* Astronomy

Members Login
Post Info TOPIC: Standing Stones of Stenness


L

Posts: 131433
Date:
RE: Standing Stones of Stenness
Permalink  
 


Standing Stones of Stenness

The Standing Stones of Stenness (HY311125) were originally a circle of 12 stones with a diameter of 30m and now comprise of 4 uprights, the tallest of which is over 5m high. The circle was surrounded by a rock-cut ditch 2m deep, 7m wide and 44m in diameter which has become filled-in over the years. Excavation has revealed a square setting of stones and bedding holes for further uprights, either stone or wooden.
Read more

__________________


L

Posts: 131433
Date:
Permalink  
 

In August 1814, the novelist Sir Walter Scott visited the Standing Stones o' Stenness and rather naively proclaimed that the central stone slab was:

"probably once the altar on which human sacrifices were made"

Read more

__________________


L

Posts: 131433
Date:
Orion’s belt
Permalink  
 


If there is one constellation that dominates an Orkney winter, it must surely be Orion.
Even to those not remotely interested in astronomy, this pattern of stars is one of the most striking and recognisable in night sky. Four bright stars form an hourglass shape around Orion’s "belt" - a band of three stars forming a straight (or almost straight) line.

The 5,500-year-old Thornborough Henges, in North Yorkshire, had been declared to be the world’s first monument aligned to Orion.

"Thornborough was a sacred landscape, a place of religious worship, and we should try to interpret these astronomical orientations within that context. This astronomical association was emphasised by the banks of the henges being coated in brilliant white gypsum. Neolithic people surely felt they were at the centre of the very cosmos as they worshipped the heavens above" - Dr Jan Harding, senior lecturer at Newcastle University.

Read more

__________________


L

Posts: 131433
Date:
Standing Stones of Stenness
Permalink  
 


For those seeking the romantic gesture to end all romantic gestures, there's still time (a minimum 15 days' notice is needed) to arrange Valentine's Day nuptials on the ancient site that once held the world's biggest engagement ring. Orkney's Standing Stones of Stenness are widely believed to be part of a 5,000-year-old fertility site and associated rituals included handfasting ceremonies centred on a huge monolith with a hole in the middle. The prehistoric Stone of Odin is no longer there but in recent years "romancing the stone" on the site has become very popular with couples of all religious persuasions.
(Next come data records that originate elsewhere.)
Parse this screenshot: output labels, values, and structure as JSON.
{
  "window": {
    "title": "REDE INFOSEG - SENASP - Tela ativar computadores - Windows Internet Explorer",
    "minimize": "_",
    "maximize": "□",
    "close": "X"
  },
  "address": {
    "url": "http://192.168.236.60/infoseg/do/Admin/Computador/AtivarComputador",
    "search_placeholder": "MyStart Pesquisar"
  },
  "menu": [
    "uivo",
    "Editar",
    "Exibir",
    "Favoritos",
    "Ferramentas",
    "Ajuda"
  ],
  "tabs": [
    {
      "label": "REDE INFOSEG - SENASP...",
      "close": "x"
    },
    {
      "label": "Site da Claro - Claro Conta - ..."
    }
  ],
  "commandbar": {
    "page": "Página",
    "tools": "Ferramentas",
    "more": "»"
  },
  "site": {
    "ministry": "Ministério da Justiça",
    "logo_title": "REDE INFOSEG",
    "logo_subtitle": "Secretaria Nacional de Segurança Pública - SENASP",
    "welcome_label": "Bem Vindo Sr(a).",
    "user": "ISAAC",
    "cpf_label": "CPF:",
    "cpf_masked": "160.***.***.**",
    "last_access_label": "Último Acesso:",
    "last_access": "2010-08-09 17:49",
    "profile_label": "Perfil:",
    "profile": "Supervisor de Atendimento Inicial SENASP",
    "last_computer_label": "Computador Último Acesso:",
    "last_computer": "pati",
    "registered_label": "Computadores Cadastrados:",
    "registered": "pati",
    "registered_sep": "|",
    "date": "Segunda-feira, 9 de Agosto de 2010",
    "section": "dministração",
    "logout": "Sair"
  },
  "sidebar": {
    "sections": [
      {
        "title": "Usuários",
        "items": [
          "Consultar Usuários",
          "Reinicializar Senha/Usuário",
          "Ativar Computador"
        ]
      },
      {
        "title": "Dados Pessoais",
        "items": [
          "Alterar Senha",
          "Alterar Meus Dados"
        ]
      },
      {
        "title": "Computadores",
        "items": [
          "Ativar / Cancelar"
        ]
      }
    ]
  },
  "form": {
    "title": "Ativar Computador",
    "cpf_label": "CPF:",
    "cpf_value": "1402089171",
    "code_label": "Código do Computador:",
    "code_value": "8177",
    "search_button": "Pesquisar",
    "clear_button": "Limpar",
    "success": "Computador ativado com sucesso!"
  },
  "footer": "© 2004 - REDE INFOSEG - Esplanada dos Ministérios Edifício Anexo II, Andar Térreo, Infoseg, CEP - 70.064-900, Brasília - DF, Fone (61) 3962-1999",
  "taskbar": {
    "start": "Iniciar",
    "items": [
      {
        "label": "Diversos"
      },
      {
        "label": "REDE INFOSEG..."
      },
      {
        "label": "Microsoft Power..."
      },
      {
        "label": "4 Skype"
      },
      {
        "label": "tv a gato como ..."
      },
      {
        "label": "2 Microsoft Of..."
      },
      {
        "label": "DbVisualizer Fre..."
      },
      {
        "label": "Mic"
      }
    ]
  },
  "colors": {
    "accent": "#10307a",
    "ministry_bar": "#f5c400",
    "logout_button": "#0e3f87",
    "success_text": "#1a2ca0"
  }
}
Some bring a minister, some a Wiccan priest, some just do their own thing.

Read more

Latitude: 58.993977N  Longitude: 3.207749W

__________________
Page 1 of 1  sorted by
Quick Reply

Please log in to post quick replies.



Create your own FREE Forum
Report Abuse
Powered by ActiveBoard